Turtle Beach has built a reputation as one of the premier manufacturers of gaming headsets, and its latest product, the Ear Force Z2 ($69.99), is no exception. These comfortable and collapsible cans are not only less expensive than the competition, but deliver better sound, too. When coupled with an optional processor ($159 for combo), gamers can get 7.1 surround sound pumped into their ears for an even more immersive experience.
Design and Comfort
"Professional" is probably the best way to describe the design of these headphones. The black-and-silver design looks classy yet cool, and while the Z2 is only slightly smaller than the Plantronics Gamecom 777, these headsets have the edge in terms of portability because they are collapsible, fitting perfectly inside a laptop or carrying case. The cups can also be rotated to rest on your neck for breaks between gaming sessions. The Z2 is the only headset we've tested that has a quick-disconnect on the cable, making it easy to remove without having to take out the audio jacks from the notebook itself. The only downside is that the microphone cannot be hidden or detached like with the other headsets we tested, but this is a minor quibble.
This headset is designed so that the foam cups (covered in cloth) actually go around your ear instead of on top of them. While we did feel a little bit of pressure, we found them to be ultimately more comfortable than the Gamecom 777 for both short and long gaming sessions. While the Z2 was the heaviest headset we tested, at 11.5 ounces (more than twice as heavy as the NOX Specialist), weight never ended up being an issue. We were able to transport the headset with ease, and it did not feel heavy when we wore it.
Sound and Mic Quality
As expected, the Z2 has solid sound quality. Like most gaming headsets, this one tends to be bass-heavy but has a nice range of sound. When we played Modern Warfare 2 and Half Life 2, the lower tones sounded good but they were not quite as strong and booming as they were on the Gamecom 777. Higher tones, such as friends' voices, came in crystal clear, so you don't need to worry about not hearing your teammates during your next World of Warcraft raid. Even without using the DSS adapter, the Z2 provides a wider range of sound than the Specialist and is almost on a par with the Able Planet XG300NCR (though the Z2 lacks active noise canceling).
The Z2 also has a high-quality microphone, making it ideal for gamers obsessed with multiplayer action. The mic required little-to-no effort to set up; we didn't have to change any settings in Skype, and its rubber coating made it extremely easy to adjust. Skype friends said they could hear us clearly, and we had a similarly flawless experience when playing a multiplayer game.
Ear Force DSS Adpater

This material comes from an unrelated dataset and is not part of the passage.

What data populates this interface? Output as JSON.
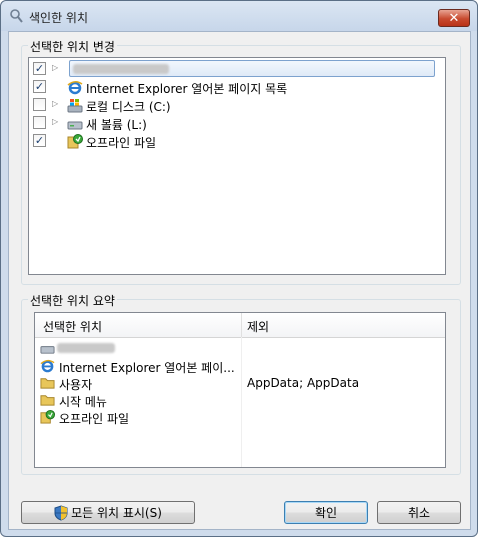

While the Z2s are good on their own, Turtle Beach sells a separate adapter called the Ear Force DSS, which claims to deliver 7.1 surround sound to any headset. This small black box--a little smaller than a deck of cards--connects to the headphones and your PC or gaming system. The DSS has two ways of connecting to a game console: either with a digital optical cable or with a traditional analog jack. Using the analog setup, audio quality was comparable to the Gamecom 777; there was definitely an improvement with the adapter, but not as significant as one would hope for.
However, when we used the optical cable with an Xbox 360, we were absolutely blown away by how good the headphones sounded with the DSS adapter. Positional sound was spot-on, and playing Alan Wake with this setup was fantastic. When we used the DSS, we got the best audio by far of any headset we'd tested, with a better range of sound than the XG300NCR and even deeper bass than the Gamecom. The problem with the DSS is that it costs $89.99 by itself, and most laptops lack an optical port. You'd likely need to buy yet another adapter in order to get 7.1 surround sound, such as the the Audio Advantage Micro II ($24.95).
By itself, the $69 Turtle Beach EarForce Z2 is a great gaming headset for its price. Adding in the Ear Force DSS adapter brings the total to $159. However, if you're using a gaming device with optical audio, the extra price is worth it for the superb surround experience. If you don't buy the DSS adapter, you're still getting great headphones--with impressive design and vibrant audio--that cost less than the competition.